Available records:
■ ■ ■ ■ ■ ■ ■

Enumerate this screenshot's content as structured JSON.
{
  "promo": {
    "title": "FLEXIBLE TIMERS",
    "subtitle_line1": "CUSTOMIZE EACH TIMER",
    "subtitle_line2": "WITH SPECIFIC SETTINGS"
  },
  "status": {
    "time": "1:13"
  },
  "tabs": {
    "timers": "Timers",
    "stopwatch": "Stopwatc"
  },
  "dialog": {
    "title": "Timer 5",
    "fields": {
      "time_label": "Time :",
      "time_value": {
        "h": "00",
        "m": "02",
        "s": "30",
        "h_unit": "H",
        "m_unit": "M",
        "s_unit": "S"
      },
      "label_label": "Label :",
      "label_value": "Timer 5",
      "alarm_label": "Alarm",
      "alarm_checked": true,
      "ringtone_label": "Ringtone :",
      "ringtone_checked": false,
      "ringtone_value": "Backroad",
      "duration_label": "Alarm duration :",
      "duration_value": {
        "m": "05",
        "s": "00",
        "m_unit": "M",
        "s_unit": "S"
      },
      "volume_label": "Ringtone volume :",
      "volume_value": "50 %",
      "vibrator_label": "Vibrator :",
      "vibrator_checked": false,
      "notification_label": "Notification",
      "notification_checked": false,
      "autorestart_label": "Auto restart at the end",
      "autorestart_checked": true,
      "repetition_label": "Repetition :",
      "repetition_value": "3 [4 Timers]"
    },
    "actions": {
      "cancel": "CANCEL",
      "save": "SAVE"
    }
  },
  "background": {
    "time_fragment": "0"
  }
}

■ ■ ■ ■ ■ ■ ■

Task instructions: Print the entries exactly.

Worked solution:
Enumerate this screenshot's content as structured JSON.
{
  "promo": {
    "title": "FLEXIBLE TIMERS",
    "subtitle_line1": "CUSTOMIZE EACH TIMER",
    "subtitle_line2": "WITH SPECIFIC SETTINGS"
  },
  "status": {
    "time": "1:13"
  },
  "tabs": {
    "timers": "Timers",
    "stopwatch": "Stopwatc"
  },
  "dialog": {
    "title": "Timer 5",
    "fields": {
      "time_label": "Time :",
      "time_value": {
        "h": "00",
        "m": "02",
        "s": "30",
        "h_unit": "H",
        "m_unit": "M",
        "s_unit": "S"
      },
      "label_label": "Label :",
      "label_value": "Timer 5",
      "alarm_label": "Alarm",
      "alarm_checked": true,
      "ringtone_label": "Ringtone :",
      "ringtone_checked": false,
      "ringtone_value": "Backroad",
      "duration_label": "Alarm duration :",
      "duration_value": {
        "m": "05",
        "s": "00",
        "m_unit": "M",
        "s_unit": "S"
      },
      "volume_label": "Ringtone volume :",
      "volume_value": "50 %",
      "vibrator_label": "Vibrator :",
      "vibrator_checked": false,
      "notification_label": "Notification",
      "notification_checked": false,
      "autorestart_label": "Auto restart at the end",
      "autorestart_checked": true,
      "repetition_label": "Repetition :",
      "repetition_value": "3 [4 Timers]"
    },
    "actions": {
      "cancel": "CANCEL",
      "save": "SAVE"
    }
  },
  "background": {
    "time_fragment": "0"
  }
}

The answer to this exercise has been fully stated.